New Zealand author Eleanor Catton has won literature’s top prize, the Man Booker, at a ceremony in London today.
At 28, Ms Catton is the youngest person ever to have been awarded the prize. The Luminaries, her second novel, was up against works by well-established writers such as Colm Toibin, Jim Crace and Jhumpa Lahiri.
In 2007 Ms Catton completed the Master of Arts in Creative Writing from Victoria University’s International Institute of Modern letters at Victoria University of Wellington. The Luminaries and Ms Catton’s first novel The Rehearsal are both published by Victoria University Press.
Victoria University Vice-Chancellor Professor Pat Walsh says the University is immensely proud of Ms Catton’s achievement.
“It is an outstanding achievement for Eleanor, for Victoria University and for New Zealand literature. It is also a testament to the calibre of the creative writing and publishing capability at Victoria.”
Ms Catton’s New Zealand publisher, Fergus Barrowman of Victoria University Press, who attended the prize ceremony at Guildhall in London, says he is thrilled at Ms Catton’s triumph.

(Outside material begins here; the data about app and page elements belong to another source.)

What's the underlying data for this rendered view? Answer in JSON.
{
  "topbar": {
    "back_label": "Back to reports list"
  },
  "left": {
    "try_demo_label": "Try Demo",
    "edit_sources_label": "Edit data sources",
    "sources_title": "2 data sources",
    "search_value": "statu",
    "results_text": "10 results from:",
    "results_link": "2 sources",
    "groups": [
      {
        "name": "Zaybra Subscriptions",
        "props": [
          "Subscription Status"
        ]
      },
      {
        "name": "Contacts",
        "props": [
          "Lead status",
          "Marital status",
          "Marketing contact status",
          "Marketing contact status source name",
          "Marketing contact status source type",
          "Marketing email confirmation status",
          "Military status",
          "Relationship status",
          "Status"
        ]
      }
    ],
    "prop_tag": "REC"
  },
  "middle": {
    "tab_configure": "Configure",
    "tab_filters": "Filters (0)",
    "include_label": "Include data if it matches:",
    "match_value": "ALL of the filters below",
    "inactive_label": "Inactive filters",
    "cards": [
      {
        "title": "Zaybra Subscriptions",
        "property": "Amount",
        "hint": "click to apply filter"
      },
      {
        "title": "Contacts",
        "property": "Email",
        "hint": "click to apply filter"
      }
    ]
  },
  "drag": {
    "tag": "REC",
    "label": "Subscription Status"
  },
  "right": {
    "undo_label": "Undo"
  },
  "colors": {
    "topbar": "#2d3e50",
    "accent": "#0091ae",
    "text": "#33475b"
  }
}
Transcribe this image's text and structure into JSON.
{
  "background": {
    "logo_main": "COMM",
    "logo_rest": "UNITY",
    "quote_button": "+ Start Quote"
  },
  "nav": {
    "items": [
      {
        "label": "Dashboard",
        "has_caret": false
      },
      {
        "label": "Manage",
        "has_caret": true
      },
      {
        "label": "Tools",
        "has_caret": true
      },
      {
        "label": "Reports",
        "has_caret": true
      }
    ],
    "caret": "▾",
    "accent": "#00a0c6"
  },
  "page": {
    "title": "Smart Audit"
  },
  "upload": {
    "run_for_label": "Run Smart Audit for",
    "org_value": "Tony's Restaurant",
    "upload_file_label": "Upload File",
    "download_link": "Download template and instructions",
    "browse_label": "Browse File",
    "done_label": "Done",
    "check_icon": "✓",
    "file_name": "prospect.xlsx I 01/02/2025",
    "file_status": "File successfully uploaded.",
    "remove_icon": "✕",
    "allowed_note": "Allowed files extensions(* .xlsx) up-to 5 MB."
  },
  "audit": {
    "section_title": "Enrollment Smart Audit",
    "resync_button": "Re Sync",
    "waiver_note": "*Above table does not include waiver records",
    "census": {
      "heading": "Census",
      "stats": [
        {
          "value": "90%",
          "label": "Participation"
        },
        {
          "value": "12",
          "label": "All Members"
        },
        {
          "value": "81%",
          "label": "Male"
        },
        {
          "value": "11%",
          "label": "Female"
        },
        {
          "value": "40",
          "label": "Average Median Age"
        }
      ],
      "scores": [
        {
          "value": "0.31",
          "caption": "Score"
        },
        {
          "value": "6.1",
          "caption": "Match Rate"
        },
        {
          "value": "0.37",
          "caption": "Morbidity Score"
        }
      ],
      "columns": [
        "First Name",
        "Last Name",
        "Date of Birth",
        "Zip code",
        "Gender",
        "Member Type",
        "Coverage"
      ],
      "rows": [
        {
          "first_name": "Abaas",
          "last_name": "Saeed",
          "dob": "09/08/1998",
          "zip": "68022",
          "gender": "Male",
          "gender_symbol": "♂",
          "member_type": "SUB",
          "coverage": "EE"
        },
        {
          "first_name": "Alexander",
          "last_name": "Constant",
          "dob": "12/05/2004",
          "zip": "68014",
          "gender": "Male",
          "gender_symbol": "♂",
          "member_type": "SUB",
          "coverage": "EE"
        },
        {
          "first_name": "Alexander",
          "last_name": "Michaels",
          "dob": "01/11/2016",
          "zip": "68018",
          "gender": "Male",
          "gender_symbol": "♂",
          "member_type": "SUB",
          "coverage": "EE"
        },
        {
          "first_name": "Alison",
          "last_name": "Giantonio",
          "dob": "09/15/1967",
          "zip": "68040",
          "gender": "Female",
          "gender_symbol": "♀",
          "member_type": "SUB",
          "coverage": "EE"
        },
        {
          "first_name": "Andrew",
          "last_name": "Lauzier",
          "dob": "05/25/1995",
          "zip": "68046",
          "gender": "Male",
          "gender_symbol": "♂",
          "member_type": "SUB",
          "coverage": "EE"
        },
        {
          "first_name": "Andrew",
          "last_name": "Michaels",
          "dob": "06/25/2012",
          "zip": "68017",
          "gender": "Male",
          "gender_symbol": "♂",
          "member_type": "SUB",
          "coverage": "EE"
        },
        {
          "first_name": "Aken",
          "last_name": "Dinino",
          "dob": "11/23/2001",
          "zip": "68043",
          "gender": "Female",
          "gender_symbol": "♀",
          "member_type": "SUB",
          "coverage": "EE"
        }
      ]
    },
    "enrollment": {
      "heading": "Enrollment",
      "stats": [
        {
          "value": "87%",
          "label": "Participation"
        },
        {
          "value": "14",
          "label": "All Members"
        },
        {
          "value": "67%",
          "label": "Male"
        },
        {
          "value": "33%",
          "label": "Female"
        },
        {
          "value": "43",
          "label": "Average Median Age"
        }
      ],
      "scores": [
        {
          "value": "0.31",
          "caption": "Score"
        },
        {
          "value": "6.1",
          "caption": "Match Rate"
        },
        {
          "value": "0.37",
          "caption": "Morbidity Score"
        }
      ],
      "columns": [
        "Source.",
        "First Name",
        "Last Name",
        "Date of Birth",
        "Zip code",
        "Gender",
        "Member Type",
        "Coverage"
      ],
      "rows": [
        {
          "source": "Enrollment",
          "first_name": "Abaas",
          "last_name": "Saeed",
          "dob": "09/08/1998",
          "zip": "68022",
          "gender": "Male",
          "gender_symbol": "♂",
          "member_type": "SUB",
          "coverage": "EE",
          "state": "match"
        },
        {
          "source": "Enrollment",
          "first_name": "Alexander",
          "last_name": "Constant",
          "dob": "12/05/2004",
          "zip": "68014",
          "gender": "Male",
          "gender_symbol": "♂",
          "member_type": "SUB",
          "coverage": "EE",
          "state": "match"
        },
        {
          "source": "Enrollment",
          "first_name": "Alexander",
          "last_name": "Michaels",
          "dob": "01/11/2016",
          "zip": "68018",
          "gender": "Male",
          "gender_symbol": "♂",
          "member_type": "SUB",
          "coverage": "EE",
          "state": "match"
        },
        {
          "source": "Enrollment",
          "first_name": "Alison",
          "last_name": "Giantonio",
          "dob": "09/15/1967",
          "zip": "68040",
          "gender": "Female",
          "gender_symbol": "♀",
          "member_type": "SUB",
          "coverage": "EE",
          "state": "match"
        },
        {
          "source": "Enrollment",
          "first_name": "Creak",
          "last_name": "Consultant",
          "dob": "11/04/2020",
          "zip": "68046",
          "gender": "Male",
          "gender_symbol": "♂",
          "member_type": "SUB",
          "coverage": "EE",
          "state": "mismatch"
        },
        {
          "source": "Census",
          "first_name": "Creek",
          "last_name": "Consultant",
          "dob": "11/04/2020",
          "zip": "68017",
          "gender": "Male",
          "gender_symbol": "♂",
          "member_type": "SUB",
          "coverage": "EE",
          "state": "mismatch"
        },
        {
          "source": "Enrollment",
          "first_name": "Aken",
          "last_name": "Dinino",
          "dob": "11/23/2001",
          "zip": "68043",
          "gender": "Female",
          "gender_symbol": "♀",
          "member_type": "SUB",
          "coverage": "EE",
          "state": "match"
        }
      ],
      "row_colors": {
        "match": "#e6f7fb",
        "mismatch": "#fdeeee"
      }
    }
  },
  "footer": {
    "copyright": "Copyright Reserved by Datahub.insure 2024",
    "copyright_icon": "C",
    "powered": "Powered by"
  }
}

“We are delighted for Ellie and for the further international recognition the Man Booker Prize will bring The Luminaries. It’s a big ambitious book written by a fearlessly intelligent and talented writer. It’s a novel for readers who love great storytelling and it’s wonderful that the judges have chosen to recognise that with this illustrious prize.”
Victoria University Press say the book has been selling extremely well since and is now onto its fifth print run.
The Luminaries is a West Coast gold-rush murder story, set in Hokitika in the 1860s. It is wide in scope with a large cast of characters and a richly patterned structure which stretches over 848 pages.
The Luminaries was published in August 2013 and quickly achieved tremendous international critical success which has been topped off by the 2013 Man Booker Prize win.